    further than that guy can see from down here. ! You can’t repeat the language or framework decision often enough to learn from repetition, but you can take these categories and let them expand your vista when you’re thinking about a large-scale technical decision.
  105. “A change in perspective is worth 80 IQ points.” Alan

    Kay http://www.flickr.com/photos/alexschwab/9205086243 As a very wise man once said, “a change in perspective is worth 80 IQ points.” Alan Kay is an OG computer scientist, who, among other things, invented object- oriented programming.
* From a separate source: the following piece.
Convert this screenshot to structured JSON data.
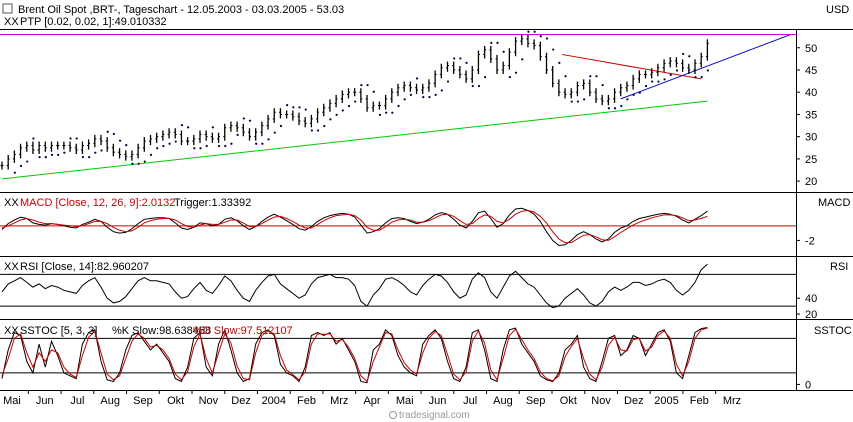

Smart guy. ! And I’d say with the things we’re thinking about - a change in perspective is worth 80 IQ points, and 5 years of experience.
  106. http://practicalrailsbook.com Sandi Metz & Sarah Mei That’s all I’ve got.

    Thank you. ! I’m writing a book with Sandi Metz about refactoring large rails apps. Go check it out at practical rails book .com if that is relevant to your interests.
  107. Sarah Mei sarah@devmynd.com @sarahmei THANKS! Questions? Twitter or (if you

    must) email is the way to go. =)
  108. Most photo credits are inline. Others: •Slide 1: http://www.flickr.com/photos/loop_oh/4621885147/ •Slides

    3, 4, & 5 top right: http://www.ministryofvelocity.com/ http://pivotallabs.com •Slide 3, 4, 5, 107: http://www.devmynd.com/ •Slide 4 & 5, bottom row: first three are from http://rubycentral.org •Slide 4 & 5, bottom row: last one is from http://railsbridge.org •Slide 6 & 7: http://ruby-lang.org https://github.com/voodootikigod/logo.js •Slide 106: http://practicalrailsbook.com ! •ALL THE LOGOS •Ember logo (slides 21, 26, 27, 76, 86, 88, 89): http://emberjs.com/ •jQuery logo (slide 22): http://jquery.org/ •Angular logo (slides 23, 26, 27, 76, 82, 83): http://angularjs.org/ •Backbone logo (slides 24, 26, 27, 76, 91, 92, 93): http://backbonejs.org/ •Other logos from slides 26 & 27: •Ionic: http://ionicframework.com/ •can.js: http://canjs.com/ •Rendr: http://github.com/rendrjs/rendr •Enyo: http://enyojs.com/ •Rikulo: http://rikulo.org/ •Flight: http://twitter.github.io/flight/ •Polymer: http://www.polymer-project.org/ •Meteor: http://www.meteor.com/ •BladeRunner: http://www.caplin.com/developer/component/bladerunner •React: http://facebook.github.io/react/ •Evening Starlight: http://friendshipismagicfanon.wikia.com/wiki/Evening_Starlight